A division of the American Library Association
Editorial Offices: 575 Main Street, Suite 300, Middletown, CT 06457-3445
Phone: (860) 347-6933
Fax: (860) 704-0465
FOR INTERNAL USE ONLY
Please do not link to this page.
Temple University Press
The following review appeared in the June 2017 issue of CHOICE. The review is for your internal use only. Please review our Permission and Reprints Guidelines or email email@example.com.
Social & Behavioral Sciences
Political Science - Comparative Politics

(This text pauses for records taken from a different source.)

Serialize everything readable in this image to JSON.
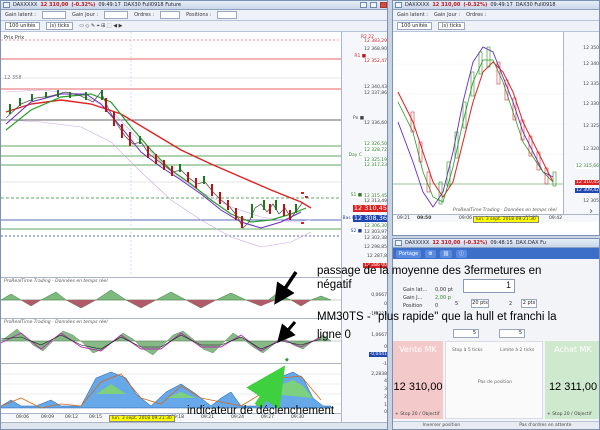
{
  "main_window": {
    "title": "DAXXXXX",
    "price": "12 310,00",
    "change": "(-0.32%)",
    "time": "09:49:17",
    "instrument": "DAX30 Full0918 Future",
    "toolbar": {
      "gain_latent": "Gain latent :",
      "gain_jour": "Gain Jour :",
      "ordres": "Ordres :",
      "positions": "Positions :",
      "units": "100 unités",
      "ticks": "(s) ticks",
      "prix": "Prix Prix"
    },
    "price_tags": {
      "r2": "R2 22",
      "r2_val": "12 383,29",
      "r1_top": "12 368,90",
      "r1": "R1 ■",
      "r1_val": "12 352,47",
      "pp_a": "12 340,43",
      "pp_b": "12 337,86",
      "px": "Px ■",
      "px_val": "12 336,60",
      "p1": "12 326,50",
      "p2": "12 328,72",
      "day": "Day C",
      "day_val": "12 325,19",
      "p3": "12 317,23",
      "s1": "S1 ■",
      "s1_val": "12 315,45",
      "p4": "12 313,49",
      "current": "12 310,45",
      "bid": "12 308,36",
      "bid_label": "Bas (d. Prix",
      "p5": "12 306,30",
      "p6": "12 303,97",
      "s2": "S2 ■",
      "s2_val": "12 302,38",
      "p7": "12 298,85",
      "p8": "12 287,8",
      "low": "12 286,00"
    },
    "left_price": "12 358",
    "indicator1_label": "ProRealTime Trading - Données en temps réel",
    "indicator2_label": "ProRealTime Trading - Données en temps réel",
    "indicator_values": {
      "i1_a": "0,0667",
      "i1_b": "0",
      "i1_c": "-1,3223",
      "i2_a": "1,0667",
      "i2_b": "0",
      "i2_c": "-0,0441",
      "i2_d": "-1",
      "i3_a": "2,2838",
      "i3_b": "4",
      "i3_c": "3",
      "i3_d": "2",
      "i3_e": "1",
      "i3_f": "0"
    },
    "time_labels": [
      "09:06",
      "09:09",
      "09:12",
      "09:15",
      "09:18",
      "09:21",
      "09:24",
      "09:27",
      "09:30"
    ],
    "cursor_date": "lun. 3 sept. 2018 09:21:30"
  },
  "right_chart": {
    "title": "DAXXXXX",
    "price": "12 310,00",
    "change": "(-0.32%)",
    "time": "09:49:17",
    "instrument": "DAX30 Full0918",
    "units": "100 unités",
    "ticks": "(s) ticks",
    "price_axis": [
      "12 350",
      "12 340",
      "12 335",
      "12 330",
      "12 325",
      "12 320",
      "12 315,66",
      "12 310,45",
      "12 309,42",
      "12 305"
    ],
    "status": "ProRealTime Trading - Données en temps réel",
    "time_labels": [
      "09:21",
      "09:50",
      "09:06",
      "09:35",
      "09:42"
    ],
    "cursor_date": "lun. 3 sept. 2018 09:21:30"
  },
  "order_panel": {
    "title": "DAXXXXX",
    "price": "12 310,00",
    "change": "(-0.32%)",
    "time": "09:48:15",
    "instrument": "DAX.DAX Fu",
    "tab": "Portage",
    "gain_latent_label": "Gain lat...",
    "gain_latent_val": "0,00 pt",
    "gain_jour_label": "Gain J...",
    "gain_jour_val": "2,00 p",
    "position_label": "Position",
    "position_val": "0",
    "quantity": "1",
    "step_5": "5",
    "step_20": "20 pts",
    "step_2": "2",
    "step_2pts": "2 pts",
    "small_qty": "5",
    "small_qty2": "5",
    "sell_title": "Vente MK",
    "buy_title": "Achat MK",
    "sell_price": "12 310,00",
    "buy_price": "12 311,00",
    "stop_label": "Stop à 5 ticks",
    "limit_label": "Limite à 2 ticks",
    "no_position": "Pas de position",
    "sell_stop": "+ Stop 20 / Objectif",
    "buy_stop": "+ Stop 20 / Objectif",
    "bottom_left": "Inverser position",
    "bottom_right": "Pas d'ordres en attente"
  },
  "annotations": {
    "a1": "passage de la moyenne des 3fermetures en",
    "a1b": "négatif",
    "a2": "MM30TS - \"plus rapide\" que la hull et franchi la",
    "a2b": "ligne 0",
    "a3": "indicateur de déclenchement"
  }
}
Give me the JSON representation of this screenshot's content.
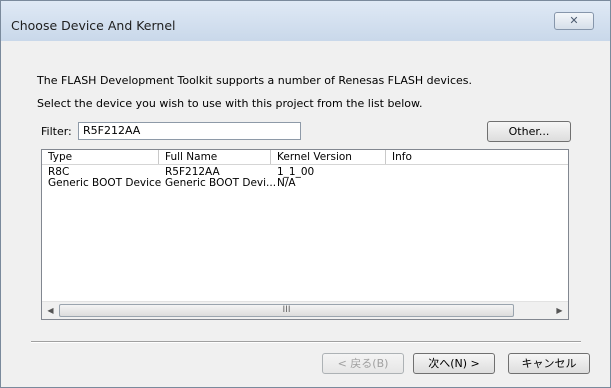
{
  "window": {
    "title": "Choose Device And Kernel",
    "close_icon": "✕"
  },
  "intro": {
    "line1": "The FLASH Development Toolkit supports a number of Renesas FLASH devices.",
    "line2": "Select the device you wish to use with this project from the list below."
  },
  "filter": {
    "label": "Filter:",
    "value": "R5F212AA"
  },
  "other_button": "Other...",
  "list": {
    "columns": [
      "Type",
      "Full Name",
      "Kernel Version",
      "Info"
    ],
    "rows": [
      {
        "type": "R8C",
        "full_name": "R5F212AA",
        "kernel_version": "1_1_00",
        "info": ""
      },
      {
        "type": "Generic BOOT Device",
        "full_name": "Generic BOOT Devi...",
        "kernel_version": "N/A",
        "info": ""
      }
    ],
    "scroll": {
      "left_icon": "left-arrow-icon",
      "right_icon": "right-arrow-icon",
      "thumb_grip": "III"
    }
  },
  "buttons": {
    "back": "< 戻る(B)",
    "next": "次へ(N) >",
    "cancel": "キャンセル"
  }
}
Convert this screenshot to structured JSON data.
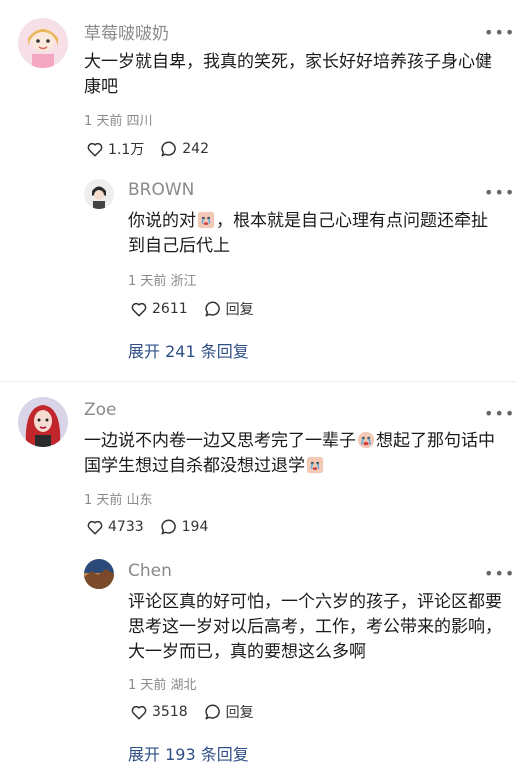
{
  "comments": [
    {
      "user": "草莓啵啵奶",
      "text": "大一岁就自卑，我真的笑死，家长好好培养孩子身心健康吧",
      "time": "1 天前",
      "location": "四川",
      "likes": "1.1万",
      "replies": "242",
      "reply": {
        "user": "BROWN",
        "text_before": "你说的对",
        "text_after": "，根本就是自己心理有点问题还牵扯到自己后代上",
        "time": "1 天前",
        "location": "浙江",
        "likes": "2611",
        "reply_label": "回复"
      },
      "expand_label": "展开 241 条回复"
    },
    {
      "user": "Zoe",
      "text_before": "一边说不内卷一边又思考完了一辈子",
      "text_mid": "想起了那句话中国学生想过自杀都没想过退学",
      "time": "1 天前",
      "location": "山东",
      "likes": "4733",
      "replies": "194",
      "reply": {
        "user": "Chen",
        "text": "评论区真的好可怕，一个六岁的孩子，评论区都要思考这一岁对以后高考，工作，考公带来的影响，大一岁而已，真的要想这么多啊",
        "time": "1 天前",
        "location": "湖北",
        "likes": "3518",
        "reply_label": "回复"
      },
      "expand_label": "展开 193 条回复"
    }
  ],
  "icons": {
    "like": "heart-outline-icon",
    "comment": "speech-bubble-icon",
    "more": "more-dots-icon"
  },
  "colors": {
    "link": "#2f4f88",
    "meta": "#8a8a8a"
  }
}
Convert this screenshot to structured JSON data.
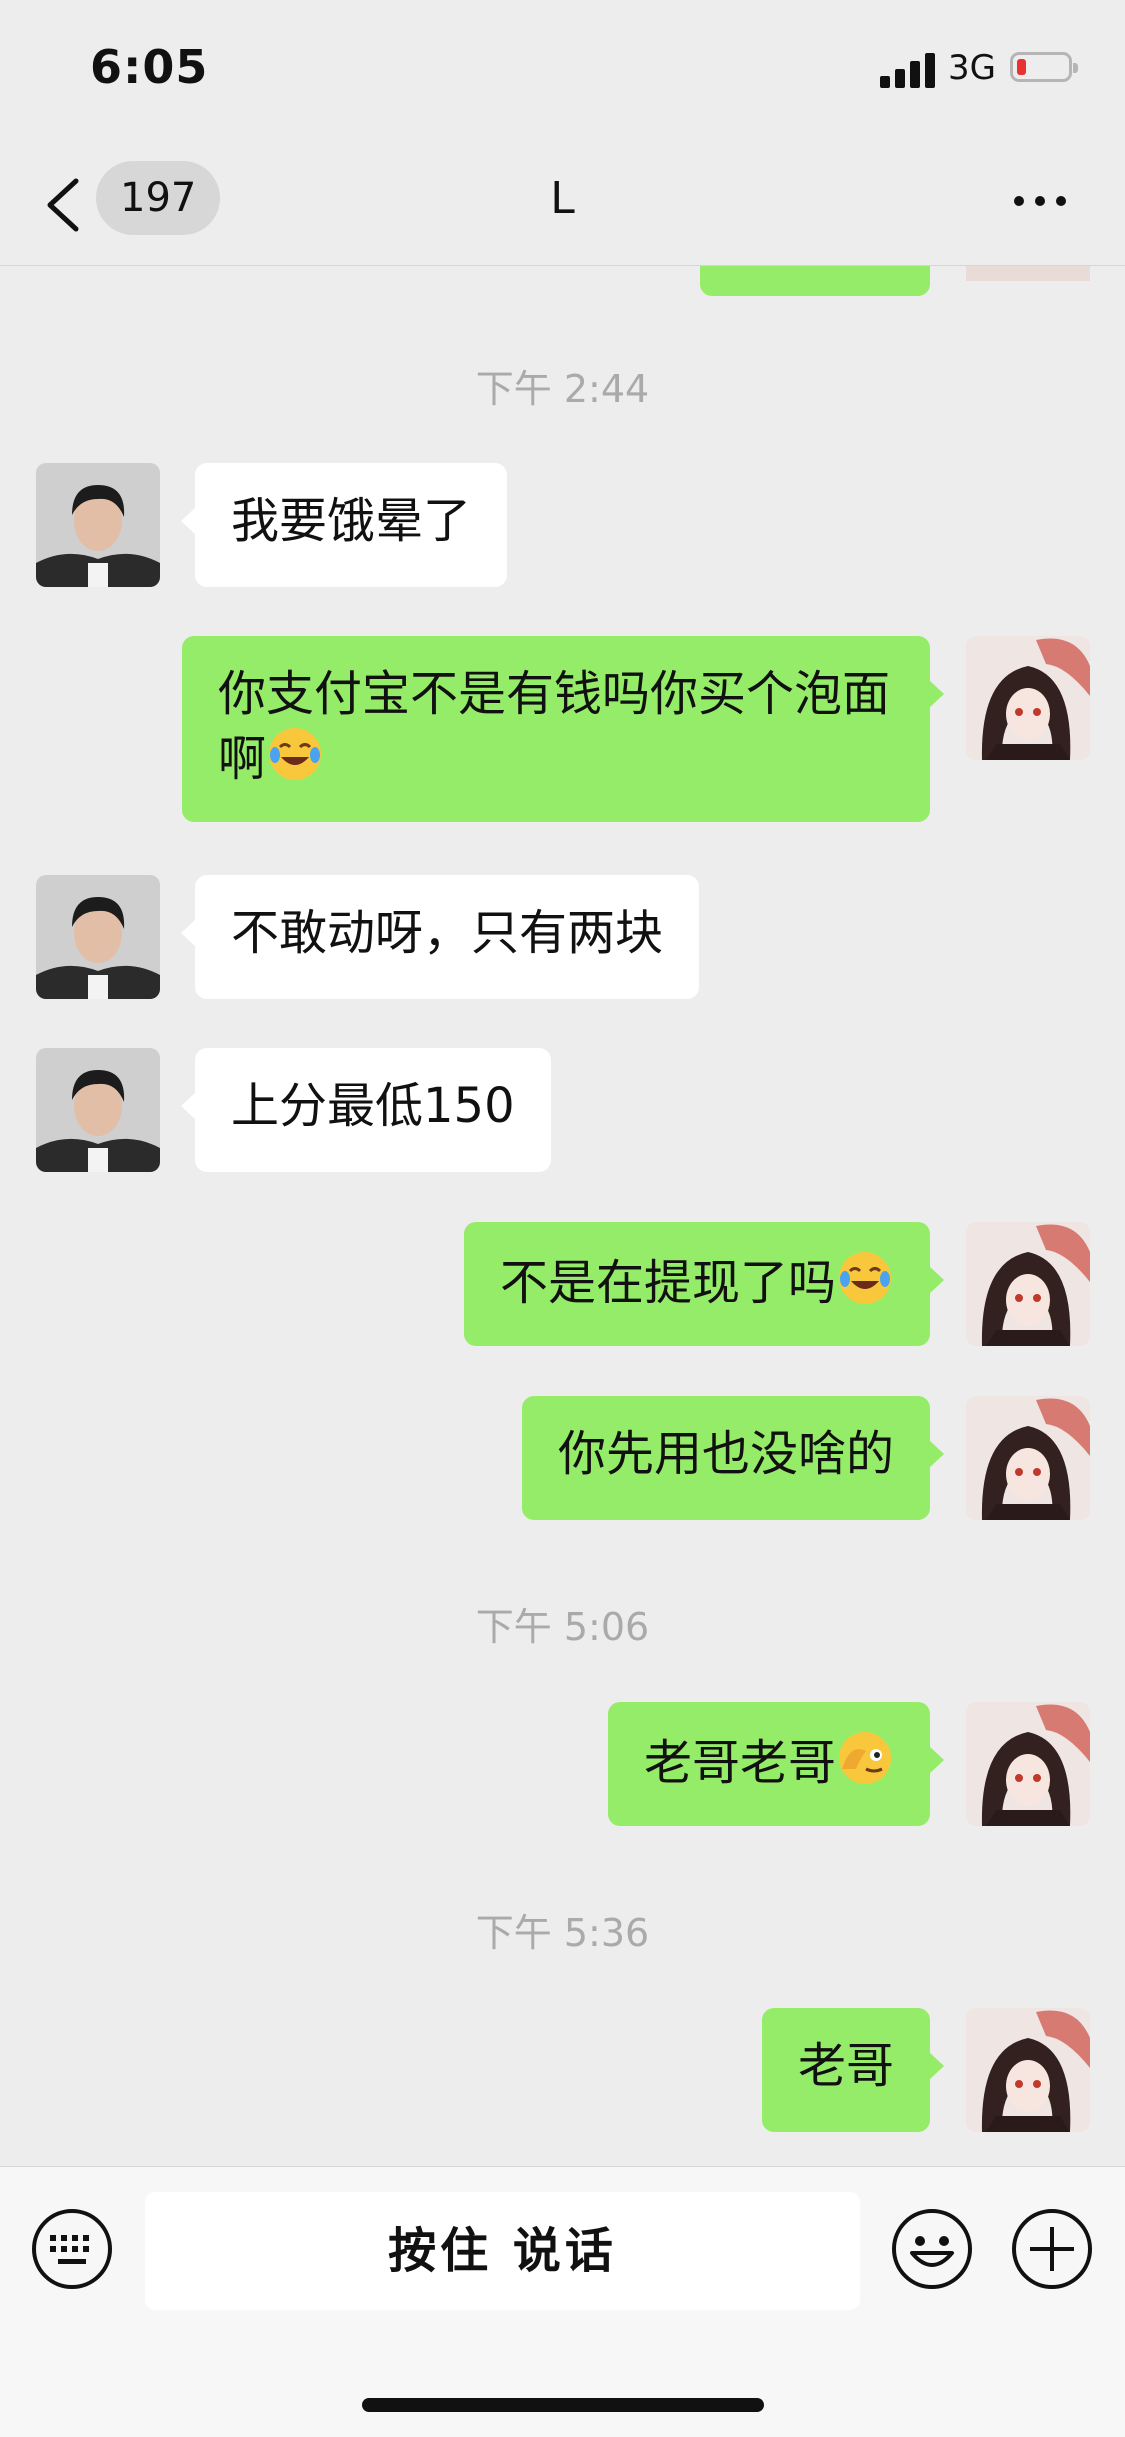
{
  "status_bar": {
    "time": "6:05",
    "network": "3G"
  },
  "nav": {
    "unread_count": "197",
    "title": "L"
  },
  "messages": [
    {
      "type": "timestamp",
      "text": "下午 2:44"
    },
    {
      "type": "received",
      "text": "我要饿晕了"
    },
    {
      "type": "sent",
      "text": "你支付宝不是有钱吗你买个泡面啊",
      "emoji": "tears-of-joy-emoji"
    },
    {
      "type": "received",
      "text": "不敢动呀，只有两块"
    },
    {
      "type": "received",
      "text": "上分最低150"
    },
    {
      "type": "sent",
      "text": "不是在提现了吗",
      "emoji": "tears-of-joy-emoji"
    },
    {
      "type": "sent",
      "text": "你先用也没啥的"
    },
    {
      "type": "timestamp",
      "text": "下午 5:06"
    },
    {
      "type": "sent",
      "text": "老哥老哥",
      "emoji": "peeking-face-emoji"
    },
    {
      "type": "timestamp",
      "text": "下午 5:36"
    },
    {
      "type": "sent",
      "text": "老哥"
    }
  ],
  "input_bar": {
    "voice_button_label": "按住 说话"
  },
  "colors": {
    "background": "#ededed",
    "sent_bubble": "#95ec69",
    "received_bubble": "#ffffff",
    "timestamp": "#aaaaaa",
    "battery_low": "#e8322f"
  },
  "icons": [
    "back-chevron-icon",
    "more-icon",
    "keyboard-icon",
    "emoji-icon",
    "plus-icon"
  ]
}
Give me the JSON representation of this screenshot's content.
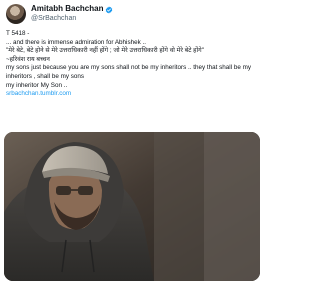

Lauster (Univ. of British Columbia) offers an engaging case study of metropolitan Vancouver, detailing its rise and decline in single-family housing while suggesting other North American cities follow Vancouver’s regulatory path to reverse debilitating influences on our climate and democracy. Based on extensive archival research, complemented with insightful interviews of residents, the work targets a cross section of urban studies, environmental sustainability, and cultural as well as economic sociology. Frequently touted as North America’s “most livable” city, Vancouver was not always an international model for sustainability and urbanism. As an early proponent of house-oriented zoning bylaws, it mimicked much of North America with energy intensive housing that fostered car dependence and discouraged public interaction. Lauster deftly outlines three core influences here: the house as a cultural idea, market commodity, and regulatory creature. Together, these explain how and why the middle class defended their image of success from an advancing urban core. Beginning in the 1960s, though, Vancouver broke from this tradition that promotes social inequality and erodes democracy and adopted planning principles that echo New Urbanism and foster Richard Florida’s “creative class” with higher density and more affordable development.--M. Gunter Jr., Rollins College